Page and application data records

+ + + + +

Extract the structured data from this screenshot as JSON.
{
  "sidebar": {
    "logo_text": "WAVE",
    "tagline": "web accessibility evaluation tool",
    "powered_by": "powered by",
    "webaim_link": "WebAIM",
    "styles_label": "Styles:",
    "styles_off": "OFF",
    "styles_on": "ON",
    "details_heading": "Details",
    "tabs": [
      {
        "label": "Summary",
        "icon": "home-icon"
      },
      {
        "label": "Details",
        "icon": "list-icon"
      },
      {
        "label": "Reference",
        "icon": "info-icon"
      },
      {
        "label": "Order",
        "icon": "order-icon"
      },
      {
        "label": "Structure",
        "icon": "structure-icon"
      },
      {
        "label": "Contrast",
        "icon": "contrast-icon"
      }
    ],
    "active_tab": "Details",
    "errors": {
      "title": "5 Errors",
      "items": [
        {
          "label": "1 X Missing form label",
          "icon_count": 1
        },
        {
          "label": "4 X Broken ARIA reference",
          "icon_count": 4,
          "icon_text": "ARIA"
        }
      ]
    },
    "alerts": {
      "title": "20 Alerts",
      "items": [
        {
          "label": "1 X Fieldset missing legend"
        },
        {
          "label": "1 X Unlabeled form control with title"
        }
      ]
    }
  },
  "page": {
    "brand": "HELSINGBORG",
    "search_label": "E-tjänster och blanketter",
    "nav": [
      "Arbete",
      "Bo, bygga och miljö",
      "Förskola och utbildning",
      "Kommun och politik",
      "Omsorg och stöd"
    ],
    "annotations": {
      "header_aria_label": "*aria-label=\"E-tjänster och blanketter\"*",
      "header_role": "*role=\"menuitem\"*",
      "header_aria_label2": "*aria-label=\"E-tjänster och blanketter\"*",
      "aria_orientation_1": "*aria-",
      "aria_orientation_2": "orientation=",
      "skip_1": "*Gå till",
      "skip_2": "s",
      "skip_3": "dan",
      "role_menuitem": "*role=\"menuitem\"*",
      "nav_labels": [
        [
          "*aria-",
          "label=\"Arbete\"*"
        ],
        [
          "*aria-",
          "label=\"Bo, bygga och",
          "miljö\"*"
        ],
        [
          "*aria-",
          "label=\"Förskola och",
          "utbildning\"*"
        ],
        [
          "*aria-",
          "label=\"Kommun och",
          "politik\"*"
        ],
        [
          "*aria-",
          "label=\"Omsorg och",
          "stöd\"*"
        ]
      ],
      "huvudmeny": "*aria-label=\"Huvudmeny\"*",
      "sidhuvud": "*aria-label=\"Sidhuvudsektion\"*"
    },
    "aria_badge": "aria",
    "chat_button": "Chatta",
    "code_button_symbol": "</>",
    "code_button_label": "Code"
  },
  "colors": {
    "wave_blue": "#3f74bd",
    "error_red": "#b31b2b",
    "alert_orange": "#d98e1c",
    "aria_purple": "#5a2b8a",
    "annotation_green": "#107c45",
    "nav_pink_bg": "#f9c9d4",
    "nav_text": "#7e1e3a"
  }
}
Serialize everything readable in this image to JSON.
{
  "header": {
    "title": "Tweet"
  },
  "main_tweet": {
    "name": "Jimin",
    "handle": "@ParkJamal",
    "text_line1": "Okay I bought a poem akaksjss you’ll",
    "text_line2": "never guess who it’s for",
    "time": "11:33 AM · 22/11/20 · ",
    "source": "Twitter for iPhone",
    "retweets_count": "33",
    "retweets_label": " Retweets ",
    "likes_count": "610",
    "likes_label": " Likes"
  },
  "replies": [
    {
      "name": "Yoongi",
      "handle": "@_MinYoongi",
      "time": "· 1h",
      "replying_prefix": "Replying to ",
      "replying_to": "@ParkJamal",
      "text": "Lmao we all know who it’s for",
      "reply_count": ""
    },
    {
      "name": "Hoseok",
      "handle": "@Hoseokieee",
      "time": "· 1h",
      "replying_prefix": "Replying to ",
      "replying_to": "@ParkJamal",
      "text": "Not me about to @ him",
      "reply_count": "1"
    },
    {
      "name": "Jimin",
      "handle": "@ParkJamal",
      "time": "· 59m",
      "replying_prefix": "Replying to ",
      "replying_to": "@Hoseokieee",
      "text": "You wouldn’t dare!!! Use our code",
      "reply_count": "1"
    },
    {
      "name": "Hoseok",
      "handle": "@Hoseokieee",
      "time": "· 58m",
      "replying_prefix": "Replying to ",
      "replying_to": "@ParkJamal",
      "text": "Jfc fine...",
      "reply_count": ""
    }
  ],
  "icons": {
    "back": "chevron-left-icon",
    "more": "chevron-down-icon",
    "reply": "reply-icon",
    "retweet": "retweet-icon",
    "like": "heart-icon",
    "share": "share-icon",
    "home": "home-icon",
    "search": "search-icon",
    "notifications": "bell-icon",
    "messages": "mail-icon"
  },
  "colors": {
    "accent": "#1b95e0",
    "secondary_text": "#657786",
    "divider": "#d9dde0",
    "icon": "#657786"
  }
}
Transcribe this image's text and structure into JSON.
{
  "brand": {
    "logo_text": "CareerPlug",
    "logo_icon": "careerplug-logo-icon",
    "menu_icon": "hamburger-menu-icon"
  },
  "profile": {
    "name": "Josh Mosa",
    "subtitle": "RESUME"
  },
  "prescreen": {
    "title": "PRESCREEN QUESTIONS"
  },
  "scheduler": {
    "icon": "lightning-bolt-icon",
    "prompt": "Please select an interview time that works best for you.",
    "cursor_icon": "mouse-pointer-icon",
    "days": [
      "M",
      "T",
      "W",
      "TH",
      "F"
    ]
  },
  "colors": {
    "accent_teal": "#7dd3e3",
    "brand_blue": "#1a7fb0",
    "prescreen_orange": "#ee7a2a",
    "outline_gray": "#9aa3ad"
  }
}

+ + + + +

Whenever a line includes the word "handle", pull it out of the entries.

Solution for this task:
    "handle": "@ParkJamal",
      "handle": "@_MinYoongi",
      "handle": "@Hoseokieee",
      "handle": "@ParkJamal",
      "handle": "@Hoseokieee",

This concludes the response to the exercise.